◆ Collection entries:
# # # #

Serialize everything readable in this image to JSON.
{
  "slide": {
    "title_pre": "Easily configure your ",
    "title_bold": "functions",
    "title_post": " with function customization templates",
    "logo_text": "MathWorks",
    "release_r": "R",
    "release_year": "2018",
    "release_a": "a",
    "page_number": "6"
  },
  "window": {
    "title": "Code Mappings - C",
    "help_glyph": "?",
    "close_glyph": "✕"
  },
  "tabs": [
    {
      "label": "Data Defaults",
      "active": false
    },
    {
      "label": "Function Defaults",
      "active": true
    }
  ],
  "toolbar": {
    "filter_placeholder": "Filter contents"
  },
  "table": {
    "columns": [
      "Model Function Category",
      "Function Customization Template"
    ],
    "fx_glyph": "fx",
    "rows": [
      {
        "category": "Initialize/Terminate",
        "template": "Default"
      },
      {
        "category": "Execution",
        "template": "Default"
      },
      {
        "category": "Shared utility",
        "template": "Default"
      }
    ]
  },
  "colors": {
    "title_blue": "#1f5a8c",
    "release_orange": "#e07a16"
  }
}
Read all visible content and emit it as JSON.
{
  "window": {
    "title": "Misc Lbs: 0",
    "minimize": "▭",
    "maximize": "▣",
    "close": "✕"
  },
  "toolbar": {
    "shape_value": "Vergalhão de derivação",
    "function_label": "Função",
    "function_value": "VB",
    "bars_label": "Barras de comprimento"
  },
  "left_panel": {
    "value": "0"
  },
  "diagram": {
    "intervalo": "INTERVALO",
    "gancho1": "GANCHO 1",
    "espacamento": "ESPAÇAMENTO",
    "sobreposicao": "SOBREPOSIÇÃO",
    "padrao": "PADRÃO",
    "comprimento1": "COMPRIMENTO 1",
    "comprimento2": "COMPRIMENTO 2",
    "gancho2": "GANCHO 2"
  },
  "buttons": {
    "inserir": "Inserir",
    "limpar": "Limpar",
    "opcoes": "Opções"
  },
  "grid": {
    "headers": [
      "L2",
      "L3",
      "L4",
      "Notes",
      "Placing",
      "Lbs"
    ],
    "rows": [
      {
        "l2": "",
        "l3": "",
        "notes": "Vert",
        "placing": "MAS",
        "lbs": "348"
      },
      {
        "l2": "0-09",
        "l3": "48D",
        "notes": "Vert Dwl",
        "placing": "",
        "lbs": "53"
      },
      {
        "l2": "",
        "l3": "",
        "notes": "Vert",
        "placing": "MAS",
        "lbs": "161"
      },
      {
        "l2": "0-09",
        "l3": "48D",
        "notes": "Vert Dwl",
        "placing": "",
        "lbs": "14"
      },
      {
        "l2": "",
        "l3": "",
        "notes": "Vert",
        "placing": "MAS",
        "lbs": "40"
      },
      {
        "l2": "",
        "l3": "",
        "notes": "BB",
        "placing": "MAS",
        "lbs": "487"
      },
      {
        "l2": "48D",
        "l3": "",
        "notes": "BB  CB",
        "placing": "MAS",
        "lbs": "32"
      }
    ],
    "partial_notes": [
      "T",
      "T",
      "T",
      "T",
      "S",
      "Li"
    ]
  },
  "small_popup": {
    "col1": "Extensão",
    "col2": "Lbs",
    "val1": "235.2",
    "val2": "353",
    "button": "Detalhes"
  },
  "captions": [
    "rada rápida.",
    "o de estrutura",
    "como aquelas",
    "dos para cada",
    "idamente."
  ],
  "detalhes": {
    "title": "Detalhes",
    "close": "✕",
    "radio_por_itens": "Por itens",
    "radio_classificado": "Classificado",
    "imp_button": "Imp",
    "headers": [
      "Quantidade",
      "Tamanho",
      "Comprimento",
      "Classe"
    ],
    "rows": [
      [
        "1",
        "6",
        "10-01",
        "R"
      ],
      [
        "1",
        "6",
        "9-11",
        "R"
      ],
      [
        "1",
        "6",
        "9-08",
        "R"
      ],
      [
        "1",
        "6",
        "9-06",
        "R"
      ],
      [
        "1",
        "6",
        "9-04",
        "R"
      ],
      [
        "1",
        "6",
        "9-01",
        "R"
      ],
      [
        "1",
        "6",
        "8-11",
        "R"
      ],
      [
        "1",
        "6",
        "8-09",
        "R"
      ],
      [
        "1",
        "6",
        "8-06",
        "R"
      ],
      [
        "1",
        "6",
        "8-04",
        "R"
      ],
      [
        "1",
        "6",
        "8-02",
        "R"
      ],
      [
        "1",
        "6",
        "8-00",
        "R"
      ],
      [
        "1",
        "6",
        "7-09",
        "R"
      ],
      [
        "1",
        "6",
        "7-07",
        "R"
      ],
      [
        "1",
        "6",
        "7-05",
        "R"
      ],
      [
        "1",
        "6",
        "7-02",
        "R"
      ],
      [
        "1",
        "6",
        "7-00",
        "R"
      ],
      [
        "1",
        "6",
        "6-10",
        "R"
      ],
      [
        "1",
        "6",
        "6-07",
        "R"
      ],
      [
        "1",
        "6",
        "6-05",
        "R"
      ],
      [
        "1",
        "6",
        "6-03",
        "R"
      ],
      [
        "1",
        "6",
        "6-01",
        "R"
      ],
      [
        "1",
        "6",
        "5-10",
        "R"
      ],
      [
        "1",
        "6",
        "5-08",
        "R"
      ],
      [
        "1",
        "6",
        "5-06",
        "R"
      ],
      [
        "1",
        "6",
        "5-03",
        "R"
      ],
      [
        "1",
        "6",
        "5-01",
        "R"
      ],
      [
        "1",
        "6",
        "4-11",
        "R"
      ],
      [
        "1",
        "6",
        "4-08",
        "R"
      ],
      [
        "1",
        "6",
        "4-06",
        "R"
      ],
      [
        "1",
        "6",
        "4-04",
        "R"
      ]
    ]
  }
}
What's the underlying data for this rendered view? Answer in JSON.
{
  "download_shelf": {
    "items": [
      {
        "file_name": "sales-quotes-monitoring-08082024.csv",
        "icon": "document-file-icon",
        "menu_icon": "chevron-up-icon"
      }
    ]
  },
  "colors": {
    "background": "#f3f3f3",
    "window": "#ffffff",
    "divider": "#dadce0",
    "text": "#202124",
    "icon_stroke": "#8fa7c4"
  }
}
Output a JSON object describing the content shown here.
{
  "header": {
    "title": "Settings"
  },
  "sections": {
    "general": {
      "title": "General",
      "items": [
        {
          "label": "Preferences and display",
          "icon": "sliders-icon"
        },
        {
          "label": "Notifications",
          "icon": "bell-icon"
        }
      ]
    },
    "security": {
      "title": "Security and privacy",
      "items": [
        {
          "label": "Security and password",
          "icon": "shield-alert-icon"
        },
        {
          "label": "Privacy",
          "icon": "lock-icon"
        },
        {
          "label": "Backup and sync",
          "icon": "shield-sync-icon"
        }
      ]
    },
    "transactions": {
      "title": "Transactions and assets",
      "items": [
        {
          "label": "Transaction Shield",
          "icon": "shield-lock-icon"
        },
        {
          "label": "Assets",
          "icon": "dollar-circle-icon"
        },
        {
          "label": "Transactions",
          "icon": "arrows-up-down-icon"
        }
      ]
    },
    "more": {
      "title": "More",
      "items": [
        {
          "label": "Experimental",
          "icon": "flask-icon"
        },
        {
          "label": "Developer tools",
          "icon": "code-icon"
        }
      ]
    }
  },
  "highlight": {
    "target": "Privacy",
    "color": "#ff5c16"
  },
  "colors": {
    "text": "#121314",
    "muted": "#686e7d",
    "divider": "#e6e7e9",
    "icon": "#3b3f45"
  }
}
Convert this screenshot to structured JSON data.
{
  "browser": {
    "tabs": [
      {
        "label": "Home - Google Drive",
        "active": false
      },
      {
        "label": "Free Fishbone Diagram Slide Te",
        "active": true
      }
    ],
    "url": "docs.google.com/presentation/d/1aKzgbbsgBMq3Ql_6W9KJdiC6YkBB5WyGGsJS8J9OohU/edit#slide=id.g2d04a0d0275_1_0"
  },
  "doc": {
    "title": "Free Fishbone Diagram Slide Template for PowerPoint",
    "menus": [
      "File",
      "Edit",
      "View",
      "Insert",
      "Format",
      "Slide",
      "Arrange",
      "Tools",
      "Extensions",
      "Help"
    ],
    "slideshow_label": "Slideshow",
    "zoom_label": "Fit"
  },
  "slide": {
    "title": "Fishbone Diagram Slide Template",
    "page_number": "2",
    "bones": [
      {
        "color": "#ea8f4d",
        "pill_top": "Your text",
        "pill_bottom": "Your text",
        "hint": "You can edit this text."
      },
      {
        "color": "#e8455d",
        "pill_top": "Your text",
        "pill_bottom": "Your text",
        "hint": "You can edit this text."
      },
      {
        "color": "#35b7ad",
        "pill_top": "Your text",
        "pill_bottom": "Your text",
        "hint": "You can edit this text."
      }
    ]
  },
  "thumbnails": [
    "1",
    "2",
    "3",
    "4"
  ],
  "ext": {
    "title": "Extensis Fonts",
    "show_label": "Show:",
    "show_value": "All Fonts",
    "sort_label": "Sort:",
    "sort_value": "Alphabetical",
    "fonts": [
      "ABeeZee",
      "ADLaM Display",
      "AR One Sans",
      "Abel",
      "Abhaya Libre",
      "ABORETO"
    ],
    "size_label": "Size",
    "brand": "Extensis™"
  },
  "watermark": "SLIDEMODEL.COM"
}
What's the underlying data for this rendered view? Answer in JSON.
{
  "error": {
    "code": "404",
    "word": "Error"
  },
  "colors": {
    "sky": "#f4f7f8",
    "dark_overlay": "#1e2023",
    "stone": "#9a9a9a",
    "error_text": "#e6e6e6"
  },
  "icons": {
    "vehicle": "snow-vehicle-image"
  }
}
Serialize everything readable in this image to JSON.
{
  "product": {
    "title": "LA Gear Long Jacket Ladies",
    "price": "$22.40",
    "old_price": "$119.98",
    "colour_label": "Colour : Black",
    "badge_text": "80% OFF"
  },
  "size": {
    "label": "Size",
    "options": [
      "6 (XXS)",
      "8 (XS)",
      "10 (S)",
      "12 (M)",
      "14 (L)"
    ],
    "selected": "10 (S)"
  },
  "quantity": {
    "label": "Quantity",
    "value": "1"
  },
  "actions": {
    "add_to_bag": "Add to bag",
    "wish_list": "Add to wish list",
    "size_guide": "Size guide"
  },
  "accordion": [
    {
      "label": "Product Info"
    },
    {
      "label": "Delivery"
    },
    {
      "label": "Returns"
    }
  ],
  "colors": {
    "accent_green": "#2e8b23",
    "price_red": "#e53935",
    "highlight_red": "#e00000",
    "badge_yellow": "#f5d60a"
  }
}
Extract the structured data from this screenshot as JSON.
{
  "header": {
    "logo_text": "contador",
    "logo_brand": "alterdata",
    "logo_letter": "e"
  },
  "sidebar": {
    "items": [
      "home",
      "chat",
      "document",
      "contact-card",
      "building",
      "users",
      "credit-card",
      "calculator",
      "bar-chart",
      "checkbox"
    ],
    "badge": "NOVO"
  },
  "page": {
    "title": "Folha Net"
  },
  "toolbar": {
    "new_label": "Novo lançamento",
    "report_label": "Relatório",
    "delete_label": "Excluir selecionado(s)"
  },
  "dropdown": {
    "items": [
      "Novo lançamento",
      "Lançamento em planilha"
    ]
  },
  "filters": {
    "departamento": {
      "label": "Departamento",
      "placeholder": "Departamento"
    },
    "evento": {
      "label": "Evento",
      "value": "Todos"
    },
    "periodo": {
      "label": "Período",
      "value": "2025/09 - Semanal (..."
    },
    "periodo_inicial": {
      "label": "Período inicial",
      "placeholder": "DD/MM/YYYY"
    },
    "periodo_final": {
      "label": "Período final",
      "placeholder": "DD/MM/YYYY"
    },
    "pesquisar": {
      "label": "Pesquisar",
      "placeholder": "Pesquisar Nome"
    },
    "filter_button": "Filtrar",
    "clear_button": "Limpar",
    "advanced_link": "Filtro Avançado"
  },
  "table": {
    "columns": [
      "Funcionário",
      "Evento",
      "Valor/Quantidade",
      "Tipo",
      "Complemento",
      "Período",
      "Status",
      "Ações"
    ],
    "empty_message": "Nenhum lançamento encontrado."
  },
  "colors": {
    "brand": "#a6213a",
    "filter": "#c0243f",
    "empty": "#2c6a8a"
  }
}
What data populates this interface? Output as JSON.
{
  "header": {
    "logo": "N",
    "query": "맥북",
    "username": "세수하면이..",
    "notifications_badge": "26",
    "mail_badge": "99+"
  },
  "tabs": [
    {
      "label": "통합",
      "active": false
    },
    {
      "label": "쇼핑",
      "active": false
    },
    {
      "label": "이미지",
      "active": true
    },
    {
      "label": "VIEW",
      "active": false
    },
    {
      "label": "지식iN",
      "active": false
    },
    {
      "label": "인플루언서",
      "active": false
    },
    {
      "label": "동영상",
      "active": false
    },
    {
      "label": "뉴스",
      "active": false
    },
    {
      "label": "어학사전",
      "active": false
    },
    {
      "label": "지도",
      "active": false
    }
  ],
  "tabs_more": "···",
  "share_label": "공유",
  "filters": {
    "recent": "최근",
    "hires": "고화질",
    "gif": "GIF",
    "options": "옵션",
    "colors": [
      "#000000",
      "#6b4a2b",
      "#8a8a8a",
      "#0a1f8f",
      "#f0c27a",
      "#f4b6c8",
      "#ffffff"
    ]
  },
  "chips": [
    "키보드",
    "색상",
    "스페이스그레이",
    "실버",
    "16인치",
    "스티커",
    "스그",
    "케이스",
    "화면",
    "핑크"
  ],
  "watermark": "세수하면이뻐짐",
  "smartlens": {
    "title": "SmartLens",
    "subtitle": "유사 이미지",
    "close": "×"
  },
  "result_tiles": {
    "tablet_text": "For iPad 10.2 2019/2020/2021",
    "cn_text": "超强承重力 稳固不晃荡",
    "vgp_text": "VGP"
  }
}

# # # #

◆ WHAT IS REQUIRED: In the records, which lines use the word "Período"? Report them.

◆ EXERCISE ANSWER:
      "label": "Período",
      "label": "Período inicial",
      "label": "Período final",
      "Período",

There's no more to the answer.